Let’s make business cool again
Back in my high school days, I recall longing to be one of the “cool kids.” Guys with names like Matt or Jim. This was a time of jocks and cheerleaders. I wasn’t great at sports, but I liked cheerleaders. I tried following in my older brother’s footsteps by being a yearbook photographer. Maybe I wasn’t nerdy enough, but I wasn’t great at taking pictures either.
In 1964, Ford Motor Co. introduced a new concept car, the Mustang. Stewarded through the development process by then-General Manager Lee Iacocca, the Mustang was the epitome of cool. Iacocca’s roots were in sales and marketing. Imagine that — a top executive who didn’t come from accounting! Iacocca later went on to head the Chrysler Corp., turning the near-bankrupt company around with government-backed loans in 1979. By the way, Iacocca also made a blue shirt with white collar and cuffs a ubiquitous ’80s business fashion cornerstone.
These were the days when big business was all about making and selling products that Americans wanted to buy during the post-World War II economic boom. Working for a big company offered career development and it largely meant employment for life.
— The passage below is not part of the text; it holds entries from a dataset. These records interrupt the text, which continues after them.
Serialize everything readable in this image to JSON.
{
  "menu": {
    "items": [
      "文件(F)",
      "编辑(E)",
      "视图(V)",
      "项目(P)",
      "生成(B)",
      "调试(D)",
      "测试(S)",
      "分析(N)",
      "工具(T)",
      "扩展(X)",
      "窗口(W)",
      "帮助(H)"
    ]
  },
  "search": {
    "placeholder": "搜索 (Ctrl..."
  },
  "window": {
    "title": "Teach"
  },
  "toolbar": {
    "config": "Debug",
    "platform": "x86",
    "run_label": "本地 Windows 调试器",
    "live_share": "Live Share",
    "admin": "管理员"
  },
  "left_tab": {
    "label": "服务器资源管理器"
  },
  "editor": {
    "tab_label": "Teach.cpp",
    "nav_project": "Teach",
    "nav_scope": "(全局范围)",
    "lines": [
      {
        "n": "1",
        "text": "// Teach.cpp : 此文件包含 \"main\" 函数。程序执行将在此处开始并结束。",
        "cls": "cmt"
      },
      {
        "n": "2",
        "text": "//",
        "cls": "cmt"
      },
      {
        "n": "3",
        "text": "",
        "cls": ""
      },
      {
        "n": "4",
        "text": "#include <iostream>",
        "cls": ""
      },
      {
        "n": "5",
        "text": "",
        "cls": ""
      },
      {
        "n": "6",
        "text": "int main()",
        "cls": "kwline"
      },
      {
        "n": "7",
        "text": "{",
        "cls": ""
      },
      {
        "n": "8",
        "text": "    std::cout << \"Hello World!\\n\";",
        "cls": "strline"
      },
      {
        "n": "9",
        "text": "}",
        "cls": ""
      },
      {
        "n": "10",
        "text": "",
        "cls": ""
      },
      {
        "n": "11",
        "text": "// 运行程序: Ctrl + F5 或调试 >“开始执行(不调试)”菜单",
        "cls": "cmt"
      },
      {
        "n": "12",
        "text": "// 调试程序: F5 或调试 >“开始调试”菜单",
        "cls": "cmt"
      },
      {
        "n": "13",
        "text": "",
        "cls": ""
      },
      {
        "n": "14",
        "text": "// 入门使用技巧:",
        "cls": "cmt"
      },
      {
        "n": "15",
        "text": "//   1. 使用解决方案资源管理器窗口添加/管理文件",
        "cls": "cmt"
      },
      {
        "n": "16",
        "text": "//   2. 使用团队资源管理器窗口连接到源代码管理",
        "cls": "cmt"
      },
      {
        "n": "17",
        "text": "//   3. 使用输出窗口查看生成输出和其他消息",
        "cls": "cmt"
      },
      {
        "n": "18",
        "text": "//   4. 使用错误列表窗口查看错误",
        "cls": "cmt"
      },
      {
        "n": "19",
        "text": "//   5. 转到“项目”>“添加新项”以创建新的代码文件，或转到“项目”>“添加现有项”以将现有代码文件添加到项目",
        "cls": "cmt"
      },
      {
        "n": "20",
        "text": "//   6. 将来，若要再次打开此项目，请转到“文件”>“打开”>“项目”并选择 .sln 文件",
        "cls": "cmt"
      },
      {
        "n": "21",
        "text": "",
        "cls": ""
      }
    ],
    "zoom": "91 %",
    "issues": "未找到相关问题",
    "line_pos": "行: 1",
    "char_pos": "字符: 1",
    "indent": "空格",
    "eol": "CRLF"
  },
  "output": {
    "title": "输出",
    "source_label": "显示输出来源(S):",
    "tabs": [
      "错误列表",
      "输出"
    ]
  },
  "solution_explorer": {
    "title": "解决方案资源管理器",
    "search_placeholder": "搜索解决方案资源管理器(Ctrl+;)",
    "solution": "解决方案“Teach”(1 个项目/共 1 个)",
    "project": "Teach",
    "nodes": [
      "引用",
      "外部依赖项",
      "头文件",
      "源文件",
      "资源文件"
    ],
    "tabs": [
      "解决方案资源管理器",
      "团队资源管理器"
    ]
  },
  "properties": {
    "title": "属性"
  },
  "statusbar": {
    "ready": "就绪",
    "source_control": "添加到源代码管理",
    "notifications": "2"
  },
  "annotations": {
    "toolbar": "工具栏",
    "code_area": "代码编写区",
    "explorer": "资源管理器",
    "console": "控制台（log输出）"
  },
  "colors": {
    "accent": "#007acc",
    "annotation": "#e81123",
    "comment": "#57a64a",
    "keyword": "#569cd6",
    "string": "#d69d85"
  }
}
It also paid off with the promise of a comfortable, pension-funded retirement.
Around this same time, a small but significant shift began — a rise in lobbying efforts to create a more friendly legislative environment for big business. Pension obligations, safety and environmental regulations, tax policy and numerous other legislative issues were ripe for change.
Thus began a transformation of the American economy from industrial production to professional services. Labor and production were offshored to low-cost countries. Business became a global affair. Professional services such as law, accounting, financial management, investing and consulting grew into some of the largest segments of the U.S. economy. Sectors such as agriculture became increasingly characterized by low-cost and often undocumented immigrant labor.
By the late 1980s, the “cool jobs” for U.S. college graduates were in global finance. First, get an MBA, then fall in line to interview for a post in consulting with McKinsey & Co. or Boston Consulting Group, or a spot in banking with Deutsche Bank or HSBC. The cool kids aspired to be like Michael Douglas in 1987’s “Wall Street” — remember walking on the beach and talking on a cell phone the size of a small shoebox? Financial engineering and hedge funds were in the initial stages of becoming the behemoths they are today.
Fast-forwarding to today, hindsight makes it easy to see some of the downsides to that economic transformation. Labor has been devalued in our economy. The stability of a company-guaranteed, defined contribution, pension-funded retirement has been traded off for the volatility of self-determined 401(k) plans. Overheated financial derivatives, namely mortgage-backed securities, crashed during the Great Recession. An entire generation saw the comfortable retirement hopes of their big company-employed parents crash onto the rocks of income disparity.
Today, cool jobs seem more like get-rich-quick schemes — develop an app and sell it to someone else and cash out quickly in the venture capital market. Is wealth all there is? Even big tech barons seem only passingly cool. Hoodies and T-shirts are more the products of basement-bred Xbox culture than anything close to the corporate cool of Lee Iacocca or Michael Douglas. Craft brewing, the celebrity culture of “Top Chef,” or being a social media influencer all pale in comparison with being a captain of industry.
It’s time for business to find its cool again. Just as 2020 offered an opportunity to slow down, retool and rethink, 2021 offers an opportunity to reboot and rebuild the kinds of businesses that serve everyone.